There are several strategies for hypertuning but I would argue that the three most popular nowadays are the following:

Grid Search is an exhaustive approach such that for each hyperparameter, the user needs to manually give a list of values for the algorithm to try. After these values are selected, grid search then evaluates the algorithm using each and every combination of hyperparameters and returns the combination that gives the optimal result (i.e. lowest MAE). Because grid search evaluates the given algorithm using all combinations, it’s easy to see that this can be quite computationally expensive and can lead to suboptimal results specifically since the user needs to specify specific values for these hyperparameters, which is prone for error and requires domain knowledge.

Random Search is similar to grid search but differs in the sense that rather than specifying which values to try for each hyperparameter, an upper and lower bound of values for each hyperparameter is given instead. With uniform probability, random values within these bounds are then chosen and similarly, the best combination is returned to the user. Although this seems less intuitive, no domain knowledge is necessary and theoretically much more of the parameter space can be explored.

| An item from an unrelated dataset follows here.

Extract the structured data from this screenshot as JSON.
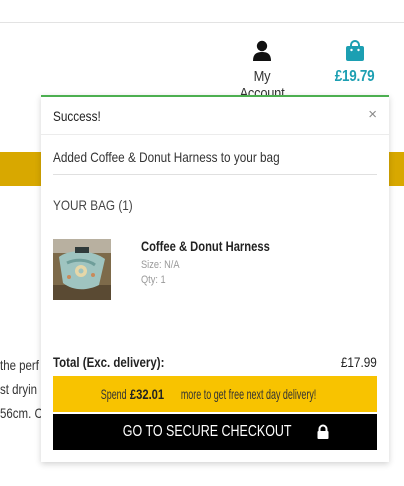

In a completely different framework, Bayesian Optimization is thought of as a more statistical way of optimization and is commonly used when using neural networks, specifically since one evaluation of a neural network can be computationally costly. In numerous research papers, this method heavily outperforms Grid Search and Random Search and is currently used on the Google Cloud Platform as well as AWS. Because an indepth explanation requires a heavy background in bayesian statistics and gaussian processes (and maybe even some game theory), a “simple” explanation is that a much simpler/faster acquisition function intelligently chooses (using a surrogate function such as probability of improvement or GPUCB) which hyperparameter values to try on the computationally expensive, original algorithm. Using the result of the initial combination of values on the expensive/original function, the acquisition function takes the result of the expensive/original algorithm into account and uses it as its prior knowledge to again come up with another set of hyperparameters to choose during the next iteration. This process continues either for a specified number of iterations or for a specified amount of time and similarly the combination of hyperparameters that performs the best on the expensive/original algorithm is chosen.